**TASK INSTRUCTIONS**. Would you please output the data exactly, omitting no line?

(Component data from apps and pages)
# # # #

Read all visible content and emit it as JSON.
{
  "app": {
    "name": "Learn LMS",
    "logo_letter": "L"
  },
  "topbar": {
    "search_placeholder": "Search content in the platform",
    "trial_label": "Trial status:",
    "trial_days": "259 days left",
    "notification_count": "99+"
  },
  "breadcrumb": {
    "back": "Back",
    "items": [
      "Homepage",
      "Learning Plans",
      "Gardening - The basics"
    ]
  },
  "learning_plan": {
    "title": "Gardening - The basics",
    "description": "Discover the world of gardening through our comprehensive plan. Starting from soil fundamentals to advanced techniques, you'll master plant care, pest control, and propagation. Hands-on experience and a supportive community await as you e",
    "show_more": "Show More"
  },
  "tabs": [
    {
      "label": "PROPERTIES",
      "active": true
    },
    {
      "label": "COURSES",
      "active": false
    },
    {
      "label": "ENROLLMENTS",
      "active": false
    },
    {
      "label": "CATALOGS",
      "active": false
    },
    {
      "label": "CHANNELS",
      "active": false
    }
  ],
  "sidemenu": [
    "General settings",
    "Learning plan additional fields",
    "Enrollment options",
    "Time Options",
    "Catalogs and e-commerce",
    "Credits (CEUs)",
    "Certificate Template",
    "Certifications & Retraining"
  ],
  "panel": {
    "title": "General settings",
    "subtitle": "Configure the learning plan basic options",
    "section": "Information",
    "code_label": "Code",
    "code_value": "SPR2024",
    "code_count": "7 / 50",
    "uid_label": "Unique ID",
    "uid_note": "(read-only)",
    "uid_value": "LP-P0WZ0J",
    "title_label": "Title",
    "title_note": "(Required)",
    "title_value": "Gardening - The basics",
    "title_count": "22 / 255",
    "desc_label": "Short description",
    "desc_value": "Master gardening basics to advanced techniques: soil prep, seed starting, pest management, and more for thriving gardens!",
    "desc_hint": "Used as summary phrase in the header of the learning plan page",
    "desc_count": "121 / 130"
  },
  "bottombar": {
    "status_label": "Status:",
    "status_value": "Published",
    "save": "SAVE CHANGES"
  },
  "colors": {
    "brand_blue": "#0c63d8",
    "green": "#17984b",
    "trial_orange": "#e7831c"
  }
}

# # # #

**SOLUTION FOR THIS PROBLEM**.
Read all visible content and emit it as JSON.
{
  "app": {
    "name": "Learn LMS",
    "logo_letter": "L"
  },
  "topbar": {
    "search_placeholder": "Search content in the platform",
    "trial_label": "Trial status:",
    "trial_days": "259 days left",
    "notification_count": "99+"
  },
  "breadcrumb": {
    "back": "Back",
    "items": [
      "Homepage",
      "Learning Plans",
      "Gardening - The basics"
    ]
  },
  "learning_plan": {
    "title": "Gardening - The basics",
    "description": "Discover the world of gardening through our comprehensive plan. Starting from soil fundamentals to advanced techniques, you'll master plant care, pest control, and propagation. Hands-on experience and a supportive community await as you e",
    "show_more": "Show More"
  },
  "tabs": [
    {
      "label": "PROPERTIES",
      "active": true
    },
    {
      "label": "COURSES",
      "active": false
    },
    {
      "label": "ENROLLMENTS",
      "active": false
    },
    {
      "label": "CATALOGS",
      "active": false
    },
    {
      "label": "CHANNELS",
      "active": false
    }
  ],
  "sidemenu": [
    "General settings",
    "Learning plan additional fields",
    "Enrollment options",
    "Time Options",
    "Catalogs and e-commerce",
    "Credits (CEUs)",
    "Certificate Template",
    "Certifications & Retraining"
  ],
  "panel": {
    "title": "General settings",
    "subtitle": "Configure the learning plan basic options",
    "section": "Information",
    "code_label": "Code",
    "code_value": "SPR2024",
    "code_count": "7 / 50",
    "uid_label": "Unique ID",
    "uid_note": "(read-only)",
    "uid_value": "LP-P0WZ0J",
    "title_label": "Title",
    "title_note": "(Required)",
    "title_value": "Gardening - The basics",
    "title_count": "22 / 255",
    "desc_label": "Short description",
    "desc_value": "Master gardening basics to advanced techniques: soil prep, seed starting, pest management, and more for thriving gardens!",
    "desc_hint": "Used as summary phrase in the header of the learning plan page",
    "desc_count": "121 / 130"
  },
  "bottombar": {
    "status_label": "Status:",
    "status_value": "Published",
    "save": "SAVE CHANGES"
  },
  "colors": {
    "brand_blue": "#0c63d8",
    "green": "#17984b",
    "trial_orange": "#e7831c"
  }
}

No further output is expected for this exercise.